If you are hurt on the job in Georgia, you have the right to pursue a workers compensation claim for injuries. You have the right to receive medical treatment free of charge as well as benefits to compensate you for lost wages. It can be difficult to pursue a claim on your own, so if you have been seriously hurt on the job, you should call an experienced Georgia workers’ compensation attorney immediately to make sure your rights are preserved.
Here are some common terms you will come across during your claim.
In a workers’ compensation claim, the claimant is the injured party who files the claim for benefits.
Independent Medical Examination
During the course of your workers’ compensation claim, it is not uncommon to be asked to submit to an independent medical examination. This is an examination performed by a doctor who has not previously treated the injured worker, for the purpose of determining the extent of an injury or if the injury has caused any permanent disability.
Notice of Injury
If you are injured on the job, you must provide notification to your employer within 30 days. If you do not do so, you may not be able to pursue a workers’ compensation claim. However, even though you have 30 days, you should report the injury as soon as possible, preferably right after the injury occurs.
Notice of Workers Compensation Denial
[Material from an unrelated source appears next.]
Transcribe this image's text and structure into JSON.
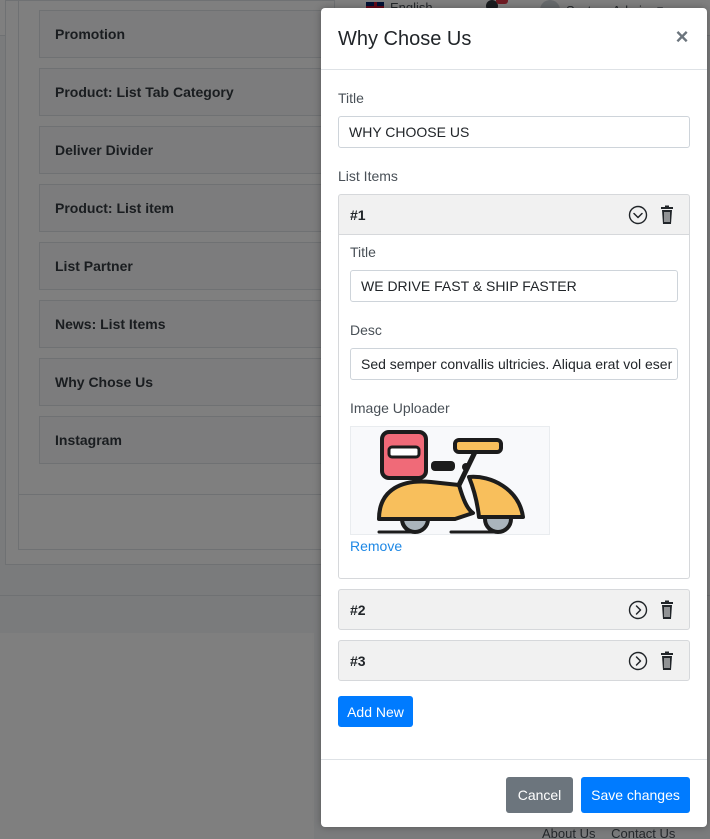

Unfortunately, a workers’ compensation denial may be received by an injured worker for one of several reasons, including lack of medical treatment or documentation, a previous existing condition, or even an improperly filed claim. However, you can fight a workers’ compensation denial, and you should call an attorney right away if you have received one.
Panel of Doctors
When you are injured on the job, you have the right to obtain medical treatment free of charge. However, you must seek treatment from an approved physician, and you can choose your medical provider from an approved panel of doctors provided by the employer.
Permanent Partial Disability
Permanent partial disability benefits payments, or PPD benefits, are paid to provide compensation for a permanent injury sustained on the job. These payments are usually paid for a specified number of weeks, or sometimes as one lump sum toward the end of the claim.
Reinstatement of Benefits
If you have stopped medical treatment and have returned to work but you are still suffering from your work related injury, it may be possible for workers compensation benefits to be reinstated provided certain deadlines have not lapsed.
Temporary Total Disability
Otherwise known as TTD benefits, these weekly payments are paid to disabled workers who are not able to work according to an authorized treating physician.
Temporary Partial Disability
A worker who eventually returns to light duty work, but is paid a lower rate due to the disability he or she sustained on the job, can receive temporary partial disability benefits, or TPD benefits. These payments help make up the difference between what the worker was earning before the injury, and the smaller amount earned now.
Be informed. Be aware. Be prepared.
Ty Wilson is a Georgia workers compensation attorney, with offices in Savannah and Atlanta, who provides free information to the injured and the families of the injured. Visit tywilsonlaw.com to order his FREE Georgia workers compensation “Special Reports” and to read his many articles and to watch his videos.
If you have specific questions for a workers compensation attorney in Georgia, give Ty at call 912-508-4711 in Savannah or 770-948-5454 in Atlanta.